• Rule 5.04(d)(3)—attorneys may not practice law if a non-attorney “has the right to direct or control the professional judgment of a lawyer”
• Rule 5.04(b)—attorneys may not form a partnership with a non-attorney if the attorney will be practicing law as part of the activities of the partnership
The Committee pointed out that even if non-attorneys would not own an interest in the firm or control the firm’s operations, it would still be misleading to give non-attorneys titles such as those given to officers and principals. Further, the committee notes that identifying someone as an officer or principal who doesn’t have any ownership of the organization, nor control over its activities, would violate the rule which bars attorneys from any activities which involve “dishonesty, fraud, deceit, or misrepresentation.”
The second issue addressed by the opinion is whether a firm may pay bonuses to non-attorneys based on a firm’s profit or revenue. The Committee notes that Rule 5.04(a) prohibits sharing or promising to share fees with a non-attorney. The purpose of this rule is to prevent attorneys from encouraging non-attorneys to practice law or solicit clients.
The Committee notes that any plan or promise to pay bonuses to non-attorneys based on the firm’s profitability may motivate non-attorneys to try to increase the firm’s revenue.
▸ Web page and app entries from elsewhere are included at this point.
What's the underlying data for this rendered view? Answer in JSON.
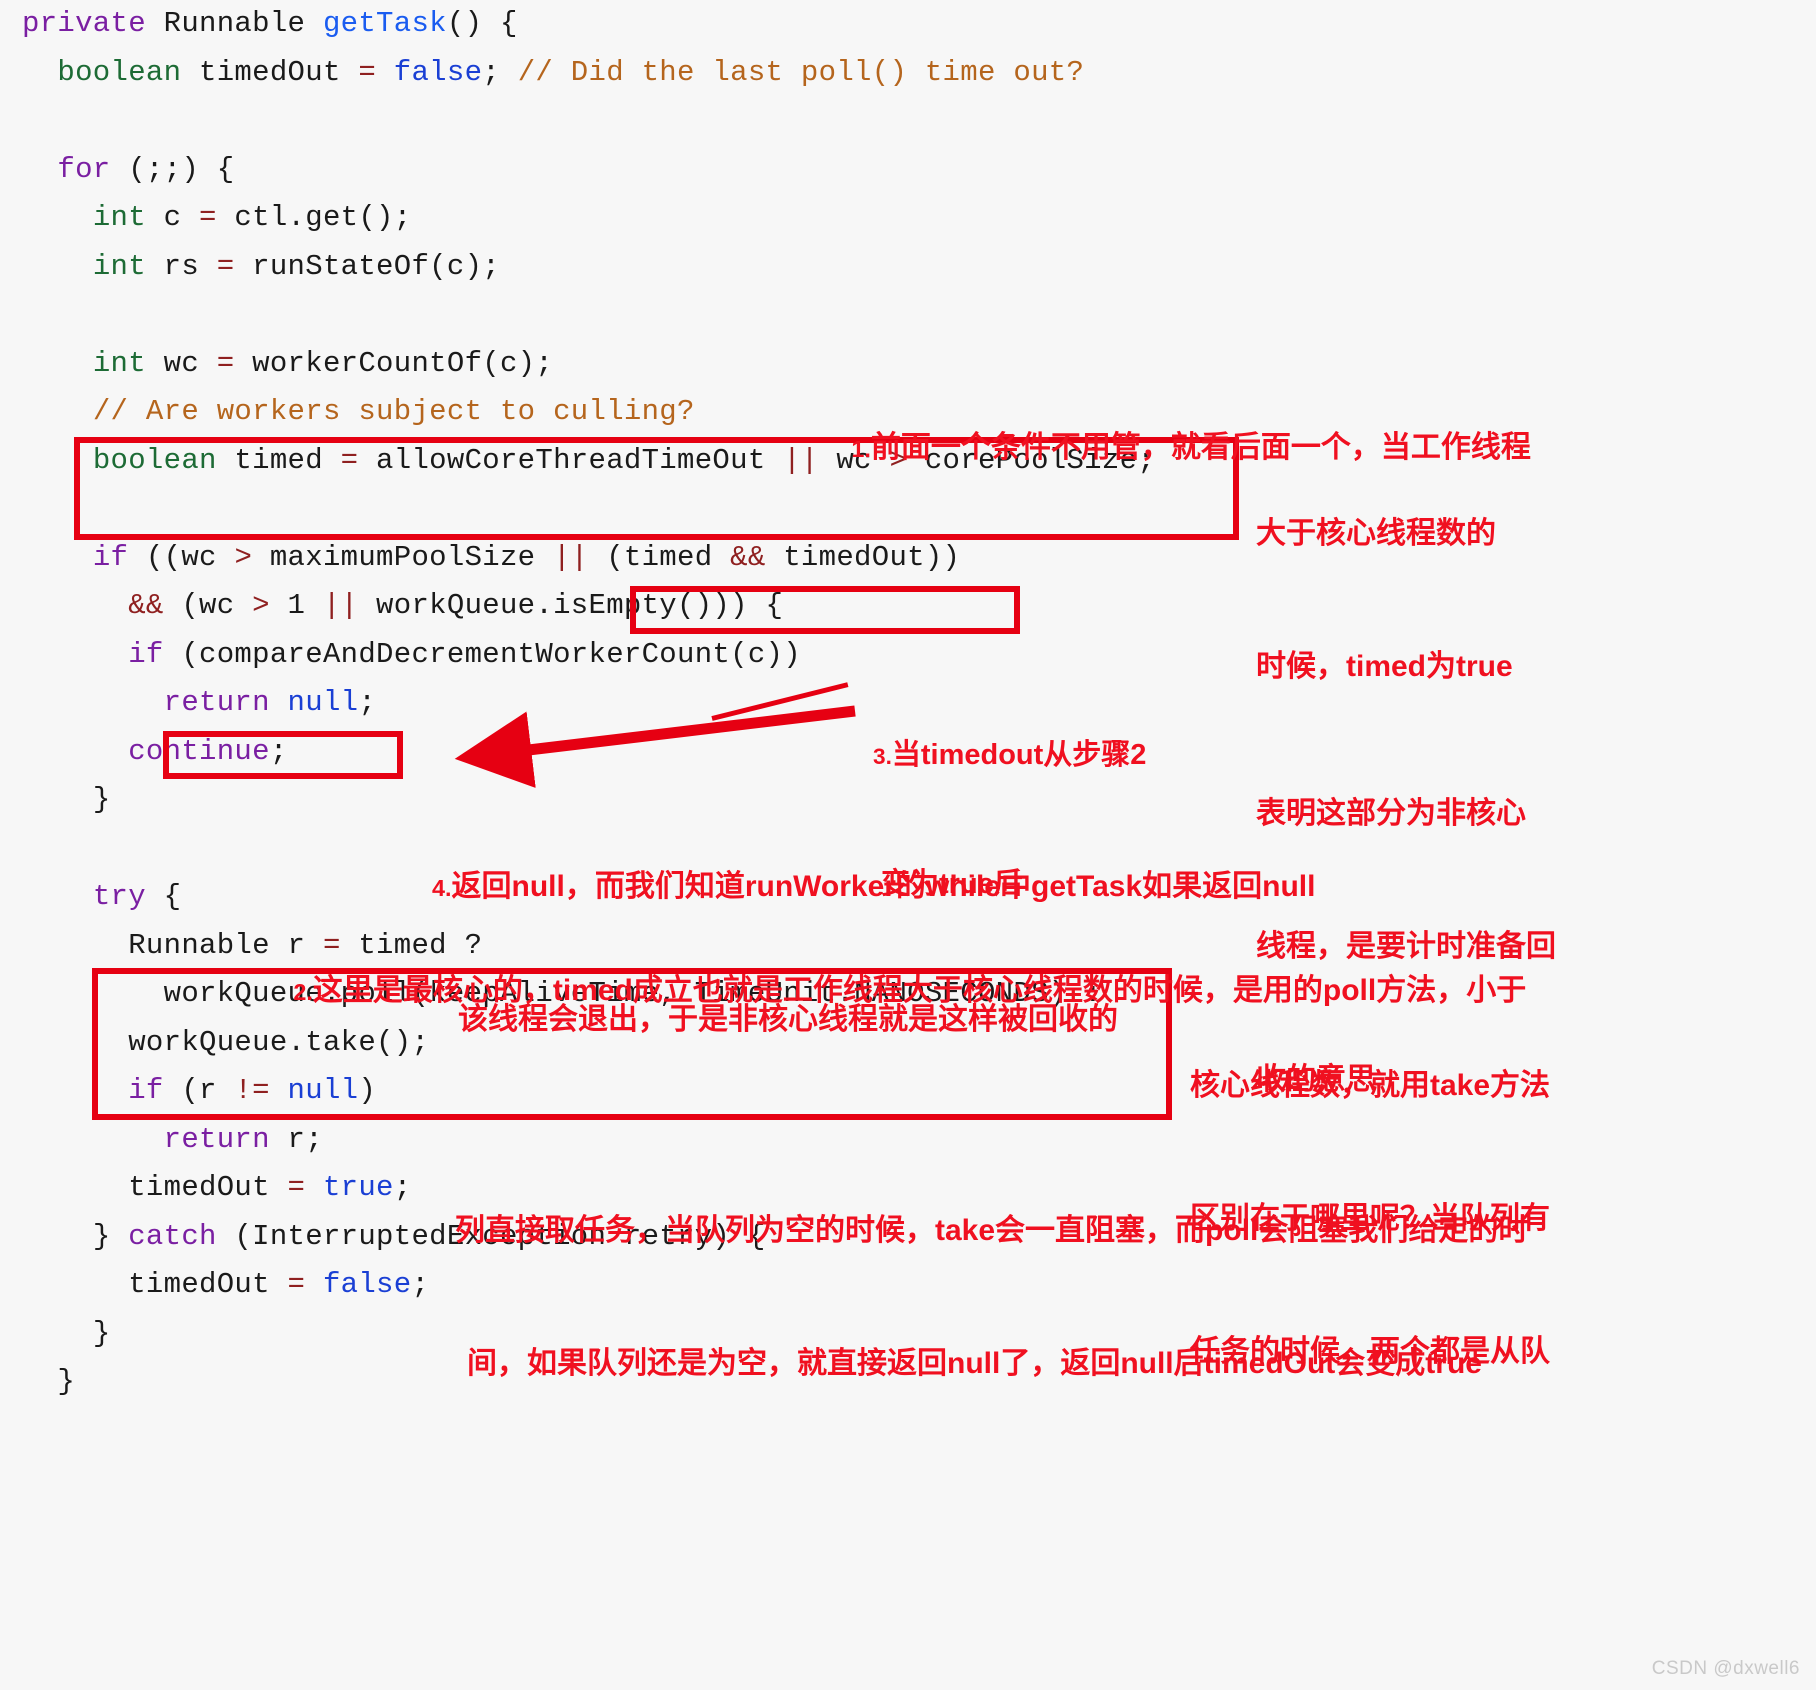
{
  "page": {
    "background": "#f7f7f7",
    "watermark": "CSDN @dxwell6",
    "accent_red": "#e60012",
    "note_red": "#f01020"
  },
  "code": {
    "language": "java",
    "lines": [
      {
        "id": "l1",
        "indent": 0,
        "tokens": [
          {
            "t": "private",
            "c": "kw"
          },
          {
            "t": " ",
            "c": "plain"
          },
          {
            "t": "Runnable",
            "c": "plain"
          },
          {
            "t": " ",
            "c": "plain"
          },
          {
            "t": "getTask",
            "c": "fn"
          },
          {
            "t": "() {",
            "c": "plain"
          }
        ]
      },
      {
        "id": "l2",
        "indent": 1,
        "tokens": [
          {
            "t": "boolean",
            "c": "type"
          },
          {
            "t": " timedOut ",
            "c": "plain"
          },
          {
            "t": "=",
            "c": "op"
          },
          {
            "t": " ",
            "c": "plain"
          },
          {
            "t": "false",
            "c": "lit"
          },
          {
            "t": "; ",
            "c": "plain"
          },
          {
            "t": "// Did the last poll() time out?",
            "c": "cmt"
          }
        ]
      },
      {
        "id": "l3",
        "indent": 0,
        "tokens": [
          {
            "t": "",
            "c": "plain"
          }
        ]
      },
      {
        "id": "l4",
        "indent": 1,
        "tokens": [
          {
            "t": "for",
            "c": "kw"
          },
          {
            "t": " (;;) {",
            "c": "plain"
          }
        ]
      },
      {
        "id": "l5",
        "indent": 2,
        "tokens": [
          {
            "t": "int",
            "c": "type"
          },
          {
            "t": " c ",
            "c": "plain"
          },
          {
            "t": "=",
            "c": "op"
          },
          {
            "t": " ctl.get();",
            "c": "plain"
          }
        ]
      },
      {
        "id": "l6",
        "indent": 2,
        "tokens": [
          {
            "t": "int",
            "c": "type"
          },
          {
            "t": " rs ",
            "c": "plain"
          },
          {
            "t": "=",
            "c": "op"
          },
          {
            "t": " runStateOf(c);",
            "c": "plain"
          }
        ]
      },
      {
        "id": "l7",
        "indent": 0,
        "tokens": [
          {
            "t": "",
            "c": "plain"
          }
        ]
      },
      {
        "id": "l8",
        "indent": 2,
        "tokens": [
          {
            "t": "int",
            "c": "type"
          },
          {
            "t": " wc ",
            "c": "plain"
          },
          {
            "t": "=",
            "c": "op"
          },
          {
            "t": " workerCountOf(c);",
            "c": "plain"
          }
        ]
      },
      {
        "id": "l9",
        "indent": 2,
        "tokens": [
          {
            "t": "// Are workers subject to culling?",
            "c": "cmt"
          }
        ]
      },
      {
        "id": "l10",
        "indent": 2,
        "tokens": [
          {
            "t": "boolean",
            "c": "type"
          },
          {
            "t": " timed ",
            "c": "plain"
          },
          {
            "t": "=",
            "c": "op"
          },
          {
            "t": " allowCoreThreadTimeOut ",
            "c": "plain"
          },
          {
            "t": "||",
            "c": "op"
          },
          {
            "t": " wc ",
            "c": "plain"
          },
          {
            "t": ">",
            "c": "op"
          },
          {
            "t": " corePoolSize;",
            "c": "plain"
          }
        ]
      },
      {
        "id": "l11",
        "indent": 0,
        "tokens": [
          {
            "t": "",
            "c": "plain"
          }
        ]
      },
      {
        "id": "l12",
        "indent": 2,
        "tokens": [
          {
            "t": "if",
            "c": "kw"
          },
          {
            "t": " ((wc ",
            "c": "plain"
          },
          {
            "t": ">",
            "c": "op"
          },
          {
            "t": " maximumPoolSize ",
            "c": "plain"
          },
          {
            "t": "||",
            "c": "op"
          },
          {
            "t": " (timed ",
            "c": "plain"
          },
          {
            "t": "&&",
            "c": "op"
          },
          {
            "t": " timedOut))",
            "c": "plain"
          }
        ]
      },
      {
        "id": "l13",
        "indent": 3,
        "tokens": [
          {
            "t": "&&",
            "c": "op"
          },
          {
            "t": " (wc ",
            "c": "plain"
          },
          {
            "t": ">",
            "c": "op"
          },
          {
            "t": " 1 ",
            "c": "plain"
          },
          {
            "t": "||",
            "c": "op"
          },
          {
            "t": " workQueue.isEmpty())) {",
            "c": "plain"
          }
        ]
      },
      {
        "id": "l14",
        "indent": 3,
        "tokens": [
          {
            "t": "if",
            "c": "kw"
          },
          {
            "t": " (compareAndDecrementWorkerCount(c))",
            "c": "plain"
          }
        ]
      },
      {
        "id": "l15",
        "indent": 4,
        "tokens": [
          {
            "t": "return",
            "c": "kw"
          },
          {
            "t": " ",
            "c": "plain"
          },
          {
            "t": "null",
            "c": "lit"
          },
          {
            "t": ";",
            "c": "plain"
          }
        ]
      },
      {
        "id": "l16",
        "indent": 3,
        "tokens": [
          {
            "t": "continue",
            "c": "kw"
          },
          {
            "t": ";",
            "c": "plain"
          }
        ]
      },
      {
        "id": "l17",
        "indent": 2,
        "tokens": [
          {
            "t": "}",
            "c": "plain"
          }
        ]
      },
      {
        "id": "l18",
        "indent": 0,
        "tokens": [
          {
            "t": "",
            "c": "plain"
          }
        ]
      },
      {
        "id": "l19",
        "indent": 2,
        "tokens": [
          {
            "t": "try",
            "c": "kw"
          },
          {
            "t": " {",
            "c": "plain"
          }
        ]
      },
      {
        "id": "l20",
        "indent": 3,
        "tokens": [
          {
            "t": "Runnable r ",
            "c": "plain"
          },
          {
            "t": "=",
            "c": "op"
          },
          {
            "t": " timed ",
            "c": "plain"
          },
          {
            "t": "?",
            "c": "plain"
          }
        ]
      },
      {
        "id": "l21",
        "indent": 4,
        "tokens": [
          {
            "t": "workQueue.poll(keepAliveTime, TimeUnit.NANOSECONDS) :",
            "c": "plain"
          }
        ]
      },
      {
        "id": "l22",
        "indent": 3,
        "tokens": [
          {
            "t": "workQueue.take();",
            "c": "plain"
          }
        ]
      },
      {
        "id": "l23",
        "indent": 3,
        "tokens": [
          {
            "t": "if",
            "c": "kw"
          },
          {
            "t": " (r ",
            "c": "plain"
          },
          {
            "t": "!=",
            "c": "op"
          },
          {
            "t": " ",
            "c": "plain"
          },
          {
            "t": "null",
            "c": "lit"
          },
          {
            "t": ")",
            "c": "plain"
          }
        ]
      },
      {
        "id": "l24",
        "indent": 4,
        "tokens": [
          {
            "t": "return",
            "c": "kw"
          },
          {
            "t": " r;",
            "c": "plain"
          }
        ]
      },
      {
        "id": "l25",
        "indent": 3,
        "tokens": [
          {
            "t": "timedOut ",
            "c": "plain"
          },
          {
            "t": "=",
            "c": "op"
          },
          {
            "t": " ",
            "c": "plain"
          },
          {
            "t": "true",
            "c": "lit"
          },
          {
            "t": ";",
            "c": "plain"
          }
        ]
      },
      {
        "id": "l26",
        "indent": 2,
        "tokens": [
          {
            "t": "} ",
            "c": "plain"
          },
          {
            "t": "catch",
            "c": "kw"
          },
          {
            "t": " (InterruptedException retry) {",
            "c": "plain"
          }
        ]
      },
      {
        "id": "l27",
        "indent": 3,
        "tokens": [
          {
            "t": "timedOut ",
            "c": "plain"
          },
          {
            "t": "=",
            "c": "op"
          },
          {
            "t": " ",
            "c": "plain"
          },
          {
            "t": "false",
            "c": "lit"
          },
          {
            "t": ";",
            "c": "plain"
          }
        ]
      },
      {
        "id": "l28",
        "indent": 2,
        "tokens": [
          {
            "t": "}",
            "c": "plain"
          }
        ]
      },
      {
        "id": "l29",
        "indent": 1,
        "tokens": [
          {
            "t": "}",
            "c": "plain"
          }
        ]
      }
    ]
  },
  "annotations": {
    "boxes": [
      {
        "id": "box-timed-decl",
        "label": "highlight-box-timed-declaration"
      },
      {
        "id": "box-timedout-cond",
        "label": "highlight-box-timed-and-timedout"
      },
      {
        "id": "box-return-null",
        "label": "highlight-box-return-null"
      },
      {
        "id": "box-poll-take",
        "label": "highlight-box-poll-take"
      }
    ],
    "notes": [
      {
        "id": "note-1",
        "number": "1.",
        "lines": [
          "前面一个条件不用管，就看后面一个，当工作线程"
        ]
      },
      {
        "id": "note-1b",
        "number": "",
        "lines": [
          "大于核心线程数的",
          "时候，timed为true",
          "",
          "表明这部分为非核心",
          "线程，是要计时准备回",
          "收的意思"
        ]
      },
      {
        "id": "note-3",
        "number": "3.",
        "lines": [
          "当timedout从步骤2",
          "变为true后"
        ]
      },
      {
        "id": "note-4",
        "number": "4.",
        "lines": [
          "返回null，而我们知道runWorker的while中getTask如果返回null",
          "该线程会退出，于是非核心线程就是这样被回收的"
        ]
      },
      {
        "id": "note-2",
        "number": "2.",
        "lines": [
          "这里是最核心的，timed成立也就是工作线程大于核心线程数的时候，是用的poll方法，小于"
        ]
      },
      {
        "id": "note-2b",
        "number": "",
        "lines": [
          "核心线程数，就用take方法",
          "区别在于哪里呢？当队列有",
          "任务的时候，两个都是从队"
        ]
      },
      {
        "id": "note-2c",
        "number": "",
        "lines": [
          "列直接取任务，当队列为空的时候，take会一直阻塞，而poll会阻塞我们给定的时",
          "间，如果队列还是为空，就直接返回null了，返回null后timedOut会变成true"
        ]
      }
    ],
    "strikethrough_target": "compareAndDecrementWorkerCount(c))",
    "arrow": {
      "from_label": "note-3",
      "to_label": "box-return-null"
    }
  }
}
If non-attorneys bonuses are directly tied to the firm’s revenue or profits, non-attorneys may be more likely to commit UPL or solicit clients for the attorneys. Non-attorneys may also try to reduce expenses, which could be considered interfering with an attorney’s independent judgment in his law practice (see Rule 5.04 (d)(3).
The opinion also notes that naturally, the award of bonuses depends upon whether the firm has a lucrative year and therefore must review its balance sheet to determine whether to pay bonuses and that there is no ethical prohibition for doing so. The issue would arise only if the firm promised to pay a non-attorney a specific bonus based on a particular level of profitability of the firm.
Although the legal field continues to evolve, non-attorneys are still prohibited from owning or controlling organizations that provide services which include the practice of law, and from being compensated by those organizations based on the organization’s specified profitability benchmarks.
Ellen Lockwood, ACP, RP, is the Chair of the Professional Ethics Committee of the Paralegal Division and a past president of the Division. She is a frequent speaker on paralegal ethics and intellectual property and the lead author of the Division’s Paralegal Ethics Handbook published by Thomson Reuters.